There is no good faith dispute or contest as to the amount of unpaid Health and Welfare and Pension Fund contributions referred to above [totalling $43,448.30] nor does Tinney possess a right of set-off or counter-claim against the Funds which would explain Tinney's non-payment of the monies described above


Section 1132(g)(2), as amended by the MPPA, provides in part that in any action in which a trust fund succeeds in collecting delinquent contributions from an employer,

the court shall award the plan--

(A) the unpaid contributions,

(B) interest on the unpaid contributions,

(C) an amount equal to the greater of--

(i) interest on the unpaid unpaid contributions, or

(ii) liquidated damages provided for under the plan in an amount not in excess of 20 percent (or such higher percentage as may be permitted under Federal or State law) of the amount determined by the court under subparagraph (A),

(D) reasonable attorney's fees and costs of the action, to be paid by the defendant, and

(E) such other legal or equitable relief as the court deems appropriate.

29 U.S.C. Sec. 1132(g)(2) (1982).


We note that Sec. 1132(g)(2)(C) entitles employee benefit plans such as the Trust Funds to liquidated damages of as much as 20 percent of the delinquent amount, if provided for under the plan. The 1976-79 National Master Freight Agreement provides for liquidated damages of 10 percent, which the court below termed a "penalty" and refused to award. In light of Sec. 1132(g)(2)(C)'s express approval of such provisions, we believe the district court erred in terming it an unenforceable penalty

We agree, however, with the district court's determination that a "good faith" dispute existed regarding Tinney's obligation to contribute on behalf of non-regular workers, barring the Trust Funds' claim for 25 percent liquidated damages under the Pennsylvania WPCL. Pa.Stat.Ann. tit. 43, Sec. 260.10 (Purdon Supp.1983). On remand the district court need only consider the 10 percent liquidated damages provided in the National Master Freight Agreement.


In the usual instance, a denial of summary judgment is not immediately appealable, and will not bar the movant from continuing to press the denied claims. But here, the judge denied the Trust Funds' motion because he believed it asserted claims not included in the original complaint--effectively barring further proceedings on those claims
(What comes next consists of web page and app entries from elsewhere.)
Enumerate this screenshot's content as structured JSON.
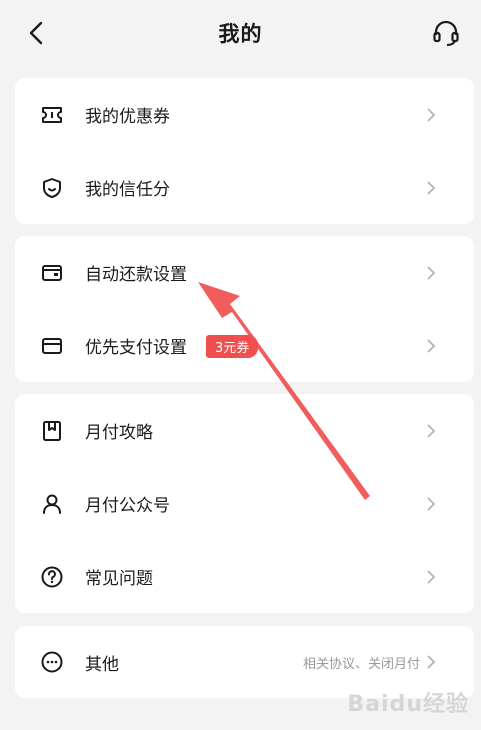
{
  "header": {
    "title": "我的"
  },
  "group1": [
    {
      "label": "我的优惠券",
      "icon": "coupon-icon"
    },
    {
      "label": "我的信任分",
      "icon": "shield-icon"
    }
  ],
  "group2": [
    {
      "label": "自动还款设置",
      "icon": "wallet-icon"
    },
    {
      "label": "优先支付设置",
      "icon": "card-icon",
      "badge": "3元券"
    }
  ],
  "group3": [
    {
      "label": "月付攻略",
      "icon": "bookmark-icon"
    },
    {
      "label": "月付公众号",
      "icon": "person-icon"
    },
    {
      "label": "常见问题",
      "icon": "help-icon"
    }
  ],
  "group4": [
    {
      "label": "其他",
      "icon": "more-icon",
      "sub": "相关协议、关闭月付"
    }
  ],
  "watermark": "Baidu经验",
  "colors": {
    "annotation": "#f04f4f",
    "badge": "#f04f4f"
  }
}
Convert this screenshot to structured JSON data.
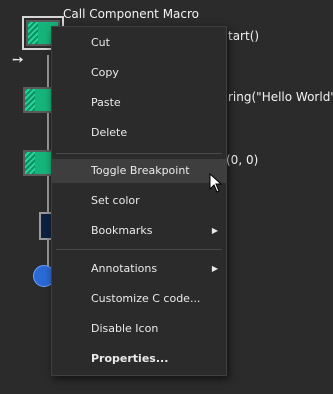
{
  "canvas": {
    "label_top": "Call Component Macro",
    "label_row1_right": "tart()",
    "label_row2_right": "ring(\"Hello World\")",
    "label_row3_right": "(0, 0)"
  },
  "context_menu": {
    "items": [
      {
        "label": "Cut"
      },
      {
        "label": "Copy"
      },
      {
        "label": "Paste"
      },
      {
        "label": "Delete"
      },
      {
        "label": "Toggle Breakpoint"
      },
      {
        "label": "Set color"
      },
      {
        "label": "Bookmarks",
        "submenu": true
      },
      {
        "label": "Annotations",
        "submenu": true
      },
      {
        "label": "Customize C code..."
      },
      {
        "label": "Disable Icon"
      },
      {
        "label": "Properties..."
      }
    ],
    "highlighted": "Toggle Breakpoint",
    "submenu_arrow_glyph": "▶"
  },
  "colors": {
    "background": "#2b2b2b",
    "block_green": "#15b47a",
    "menu_highlight": "#3e3e3e",
    "text": "#eaeaea"
  }
}
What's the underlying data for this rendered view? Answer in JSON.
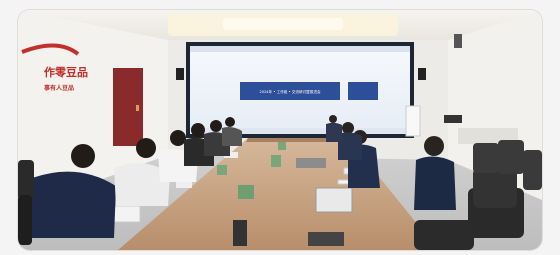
{
  "photo": {
    "wall_logo": {
      "line1": "作零豆品",
      "line2": "事有人豆品"
    },
    "screen": {
      "slide_text": "2024年 • 工作组 • 交流研讨暨推进会"
    },
    "colors": {
      "wall": "#ecebe8",
      "ceiling": "#f1efe9",
      "table": "#c9a98a",
      "screen_bg": "#eef3fb",
      "slide_banner": "#2d4f9a",
      "logo_red": "#c0312b",
      "door_red": "#8a2a2a"
    }
  }
}
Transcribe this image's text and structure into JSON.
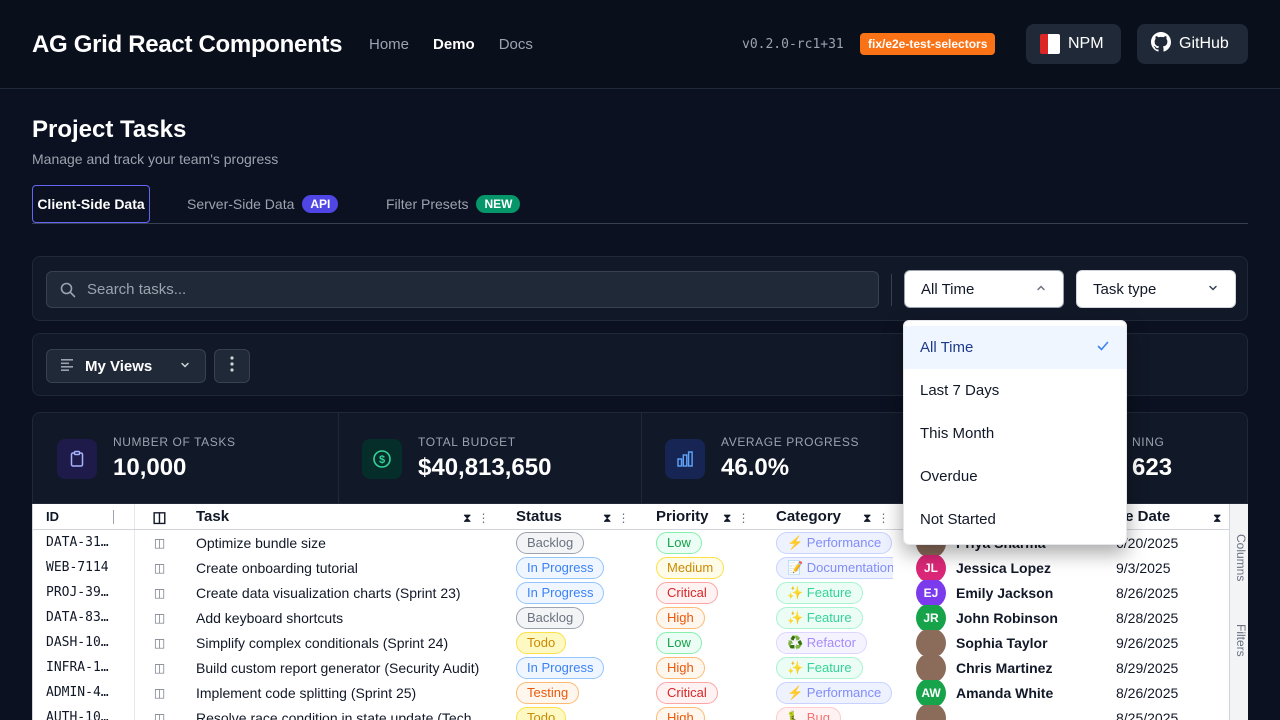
{
  "header": {
    "brand": "AG Grid React Components",
    "nav": [
      "Home",
      "Demo",
      "Docs"
    ],
    "version": "v0.2.0-rc1+31",
    "branch": "fix/e2e-test-selectors",
    "npm_label": "NPM",
    "github_label": "GitHub"
  },
  "page": {
    "title": "Project Tasks",
    "subtitle": "Manage and track your team's progress"
  },
  "tabs": [
    {
      "label": "Client-Side Data",
      "badge": ""
    },
    {
      "label": "Server-Side Data",
      "badge": "API"
    },
    {
      "label": "Filter Presets",
      "badge": "NEW"
    }
  ],
  "filters": {
    "search_placeholder": "Search tasks...",
    "time_value": "All Time",
    "type_value": "Task type"
  },
  "views": {
    "label": "My Views"
  },
  "stats": [
    {
      "label": "NUMBER OF TASKS",
      "value": "10,000"
    },
    {
      "label": "TOTAL BUDGET",
      "value": "$40,813,650"
    },
    {
      "label": "AVERAGE PROGRESS",
      "value": "46.0%"
    },
    {
      "label": "NING",
      "value": "623"
    }
  ],
  "grid": {
    "headers": {
      "id": "ID",
      "task": "Task",
      "status": "Status",
      "priority": "Priority",
      "category": "Category",
      "due": "ue Date"
    },
    "rows": [
      {
        "id": "DATA-31…",
        "task": "Optimize bundle size",
        "status": "Backlog",
        "priority": "Low",
        "category": "⚡ Performance",
        "assignee": "Priya Sharma",
        "initials": "",
        "due": "6/20/2025"
      },
      {
        "id": "WEB-7114",
        "task": "Create onboarding tutorial",
        "status": "In Progress",
        "priority": "Medium",
        "category": "📝 Documentation",
        "assignee": "Jessica Lopez",
        "initials": "JL",
        "due": "9/3/2025"
      },
      {
        "id": "PROJ-39…",
        "task": "Create data visualization charts (Sprint 23)",
        "status": "In Progress",
        "priority": "Critical",
        "category": "✨ Feature",
        "assignee": "Emily Jackson",
        "initials": "EJ",
        "due": "8/26/2025"
      },
      {
        "id": "DATA-83…",
        "task": "Add keyboard shortcuts",
        "status": "Backlog",
        "priority": "High",
        "category": "✨ Feature",
        "assignee": "John Robinson",
        "initials": "JR",
        "due": "8/28/2025"
      },
      {
        "id": "DASH-10…",
        "task": "Simplify complex conditionals (Sprint 24)",
        "status": "Todo",
        "priority": "Low",
        "category": "♻️ Refactor",
        "assignee": "Sophia Taylor",
        "initials": "",
        "due": "9/26/2025"
      },
      {
        "id": "INFRA-1…",
        "task": "Build custom report generator (Security Audit)",
        "status": "In Progress",
        "priority": "High",
        "category": "✨ Feature",
        "assignee": "Chris Martinez",
        "initials": "",
        "due": "8/29/2025"
      },
      {
        "id": "ADMIN-4…",
        "task": "Implement code splitting (Sprint 25)",
        "status": "Testing",
        "priority": "Critical",
        "category": "⚡ Performance",
        "assignee": "Amanda White",
        "initials": "AW",
        "due": "8/26/2025"
      },
      {
        "id": "AUTH-10…",
        "task": "Resolve race condition in state update (Tech",
        "status": "Todo",
        "priority": "High",
        "category": "🐛 Bug",
        "assignee": "",
        "initials": "",
        "due": "8/25/2025"
      }
    ],
    "side_columns": "Columns",
    "side_filters": "Filters"
  },
  "time_menu": {
    "options": [
      "All Time",
      "Last 7 Days",
      "This Month",
      "Overdue",
      "Not Started"
    ],
    "selected": "All Time"
  },
  "colors": {
    "accent": "#6366f1",
    "branch": "#f97316",
    "avatar_jl": "#db2777",
    "avatar_ej": "#7c3aed",
    "avatar_jr": "#16a34a",
    "avatar_aw": "#16a34a"
  }
}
The Funds later conceded that they should have been titled the motion a "Motion for Partial Summary Judgment." App. at 548a. They attempt to explain this failure of precision by alleging that Tinney had promised it would voluntarily pay all contributions due after March, 1979 if the court found against Tinney on the 1976-79 contributions. Thus, say the Funds, they fully expected the motion for summary judgment to end their dispute with Tinney, and it was Tinney's refusal to comply with their "agreement" that made necessary the flurry of later motions

If true, the Funds' allegation would explain their rather curious motion strategy. But it does not excuse their failure to illuminate for the court the nature and extent of the motion.


An argument can be made that the Trust Funds waived their right to post-1979 claims by failing to assert them in their first motion, because nothing in that motion alerted the court that these were additional claims in the lawsuit

We note, however, that Rule 56(d) of the Federal Rules of Civil Procedure states that a judge considering a motion for summary judgment shall "by examining the pleadings and the evidence before it and by interrogating counsel" determine which claims are ripe for Rule 56 disposition, and which require further proceedings. The Trust Funds should have been more careful in delineating for the court the issues that the first motion sought to resolve, and those it did not. But we cannot say that they thereby waived their remaining claims. We must now therefore remand to afford the Trust Funds a forum in which to seek all the relief they sought in their complaint.


The district court, in awarding the Trust Funds attorney's fees and costs pursuant to its June 10, 1981 order, refused to award attorney fees and costs for work after September 11, 1981, "for this time was utilized by plaintiffs' counsel in a fruitless effort to expand the litigation beyond the scope of the initial adjudication." App. at 827a. On remand, the district court should reconsider that denial in light of this opinion